I arrived home at 21:30 Friday night and it seems I have been sleeping off and on ever since. Yesterday we were lucky to have only two sirens in Haifa but in the past hour this morning, there have already been five. Missiles landed in Haifa and other places farther north. My heart sunk to learn that one person was killed in Shlomi. The skies are silent. I can’t hear any planes on the way north to blast the launching sites. What does this silence mean?
Thinking that the missile threat might end tomorrow lifted my spirits and I could hear it in the voices of those I asked in Ma’alot if they feel they need my help this week. We’ll talk tomorrow, they said, and see what is happening. And then came five sirens soundings. My body feels hot now, I am alert and my previous exhaustion has lifted, at least apparently; I can feel it just under the surface, just out of reach.
This makes me wonder about the difference between volunteers who come from other parts of the country and those, like me, who come from areas under threat. Some shelter residents were amused when I said I’m from Haifa, asking why someone from one place under threat would come to another and at the same time, there was a sense of common destiny. We would compare frequency of missile attacks and the differences in the types of rockets launched.
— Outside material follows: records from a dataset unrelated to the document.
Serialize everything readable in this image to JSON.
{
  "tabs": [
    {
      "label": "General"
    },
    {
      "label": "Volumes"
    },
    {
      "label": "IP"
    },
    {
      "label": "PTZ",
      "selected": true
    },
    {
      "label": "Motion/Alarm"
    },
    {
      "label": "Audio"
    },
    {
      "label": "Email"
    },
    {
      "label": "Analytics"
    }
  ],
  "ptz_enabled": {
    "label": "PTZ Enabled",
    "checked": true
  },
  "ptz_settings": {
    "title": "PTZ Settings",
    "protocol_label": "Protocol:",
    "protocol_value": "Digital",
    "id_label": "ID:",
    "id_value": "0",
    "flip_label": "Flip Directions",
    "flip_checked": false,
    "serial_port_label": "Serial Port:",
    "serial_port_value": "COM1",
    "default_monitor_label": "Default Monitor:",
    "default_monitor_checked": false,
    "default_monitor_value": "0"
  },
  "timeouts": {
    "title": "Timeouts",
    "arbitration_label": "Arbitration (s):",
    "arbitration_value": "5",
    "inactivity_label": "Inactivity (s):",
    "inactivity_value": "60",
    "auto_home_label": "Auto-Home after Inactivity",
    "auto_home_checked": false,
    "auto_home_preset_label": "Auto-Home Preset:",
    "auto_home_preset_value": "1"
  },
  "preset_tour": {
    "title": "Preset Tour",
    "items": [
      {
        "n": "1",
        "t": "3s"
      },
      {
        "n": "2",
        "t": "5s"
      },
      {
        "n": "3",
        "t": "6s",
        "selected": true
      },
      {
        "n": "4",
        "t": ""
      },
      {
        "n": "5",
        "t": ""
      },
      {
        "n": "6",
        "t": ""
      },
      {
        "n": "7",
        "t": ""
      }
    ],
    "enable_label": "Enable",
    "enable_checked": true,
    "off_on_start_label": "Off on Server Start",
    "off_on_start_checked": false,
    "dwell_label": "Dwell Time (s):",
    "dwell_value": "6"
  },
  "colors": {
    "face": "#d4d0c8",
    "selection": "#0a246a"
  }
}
I am tired and resting at home does not give me the refreshment I really need. This is semi-rest, on-alert rest. I could see the difference in how it was for me to volunteer in the shelters and how it was for those who came in from farther away. I was impressed with their energy, an energy I couldn’t summon up. Working individually in private quarters with municipal employees, a more focussed kind of work is quite suited to my current energy level.
There! I just got a call. I am needed by a family from Ma’alot who are staying in Haifa to be near a loved one, an injured soldier from the frontlines. So I get to use the siren-generated adrenalin before it wears off.
Feature Image Credit: paffairs_sanfrancisco [CC BY-SA 2.0 ], via Wikimedia Commons